In his day, Habakkuk witnessed the failures of God’s people and is not quiet about complaining to the Lord about it: “The law is paralyzed,” he laments, “justice never goes forth!” (Habakkuk 1:2). Perhaps we feel the same in the 21st century as Habakkuk did in the 6th century B.C. The notion of a failed society where God’s Word is routinely bypassed (lack of civility, injustices, violence all around; never mind our own personal failures!). In a day where every emotion, mood and action seem to find approval and justification via social media, the notion that God might say: “Thou shall not” to certain posts and pictures seems outright offensive, if not irrelevant. “Why, O God, aren’t you doing anything?”
Yet, even when the country experiences total economic collapse, Habakkuk says, ‘let me rejoice in the Lord! The Lord is my strength (see 1 Samuel 30:6; 2 Timothy 4:17); He makes me as surefooted as a deer; he causes me to walk on high ground!” From the utter despair Habakkuk feels at first (read Habakkuk 1), what happens that would create such a turn around in his outlook at the end of the book?
Habakkuk is very famous for this verse: “the righteous shall live by his faith” in chapter 2:4 (quoted in Romans 1:17). This faith is at the heart of our relationship with Jesus: we believe in Him and this trust/belief gives us His forgiveness and righteousness =we are now again in the right relationship with him. But the believing is also manifested in the waiting: “for still the vision awaits its appointed time; it hastens to the end; it will not lie. If it seems slow, wait for it, It will surely come, it will not delay” (Habakkuk 2:3). Paul carries this idea in Romans 8:25 “But if we hope for what we do not yet see, we wait for it with patience.” Faith is believing and the believing is in the waiting.

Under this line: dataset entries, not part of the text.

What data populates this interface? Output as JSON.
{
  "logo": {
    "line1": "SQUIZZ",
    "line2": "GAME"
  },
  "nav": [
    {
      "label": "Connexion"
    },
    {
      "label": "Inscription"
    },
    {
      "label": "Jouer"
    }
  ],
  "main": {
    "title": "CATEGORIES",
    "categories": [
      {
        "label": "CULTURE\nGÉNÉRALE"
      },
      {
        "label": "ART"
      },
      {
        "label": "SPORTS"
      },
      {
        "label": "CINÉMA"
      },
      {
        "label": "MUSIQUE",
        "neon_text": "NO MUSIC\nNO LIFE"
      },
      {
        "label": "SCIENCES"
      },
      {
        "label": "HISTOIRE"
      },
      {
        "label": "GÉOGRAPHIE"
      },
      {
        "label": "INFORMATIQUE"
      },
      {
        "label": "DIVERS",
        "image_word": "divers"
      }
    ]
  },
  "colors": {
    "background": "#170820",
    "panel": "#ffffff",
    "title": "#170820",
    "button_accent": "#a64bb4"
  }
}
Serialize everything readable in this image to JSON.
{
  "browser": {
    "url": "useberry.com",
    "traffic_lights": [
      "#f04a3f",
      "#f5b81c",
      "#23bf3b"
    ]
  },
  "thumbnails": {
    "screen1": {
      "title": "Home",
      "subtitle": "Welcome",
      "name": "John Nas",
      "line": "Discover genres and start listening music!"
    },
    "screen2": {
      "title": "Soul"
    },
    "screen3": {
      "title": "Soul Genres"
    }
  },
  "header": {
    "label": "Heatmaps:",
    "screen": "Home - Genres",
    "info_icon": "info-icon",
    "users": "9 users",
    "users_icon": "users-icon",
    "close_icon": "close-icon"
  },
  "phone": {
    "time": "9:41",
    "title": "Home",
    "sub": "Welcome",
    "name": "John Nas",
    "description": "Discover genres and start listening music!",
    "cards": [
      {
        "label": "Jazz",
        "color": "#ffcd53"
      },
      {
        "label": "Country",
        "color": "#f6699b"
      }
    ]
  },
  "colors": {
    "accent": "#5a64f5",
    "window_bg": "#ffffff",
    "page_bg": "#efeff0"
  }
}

The waiting is trusting that the massive failures we see, experience and live through ourselves are NOT THE END OF THE STORY! Instead they become part of the story of our lives, as Paul says that sufferings produce perseverance (=learning how to wait) and then hope comes the end, just like Habakkuk! He was able to say, paraphrasing now: “I don’t care what happens to my life, even massive failure, I will still rejoice in the Lord because he will strengthen me until the end!”
In many cultures, failure is simply not an option. There is one very sad story in my own homeland of Switzerland of a cook, a chef, who had been awarded the most prestigious award as the ‘best restaurant in the world,’ along with three stars from the Michelin Guide (few restaurants around the world have three stars; there are none in the Boston area). Yet at the height of his career the fear of failing was too much for him and so he couldn’t cope anymore. You and I have a great message of hope in the Gospel, for ourselves and our own shortcomings, for a nation that is in so many ways failing morally, and for our own neighbors around us. Failures will pass; God will bring about His justice and righteousness. Faith in Jesus is to believe in Him, and the believing is also in the waiting for the vision to be fulfilled; it will absolutely come!
Do you embrace failure in your life? If so how do you cope with it? Do you allow others to fail around you?
The Gospel, to put our faith in Jesus, frees us to embrace our own failings because we trust in Him. He will strengthen even in the midst of catastrophic ‘crop failure’ as in the day of Habakkuk, the prophet of faith!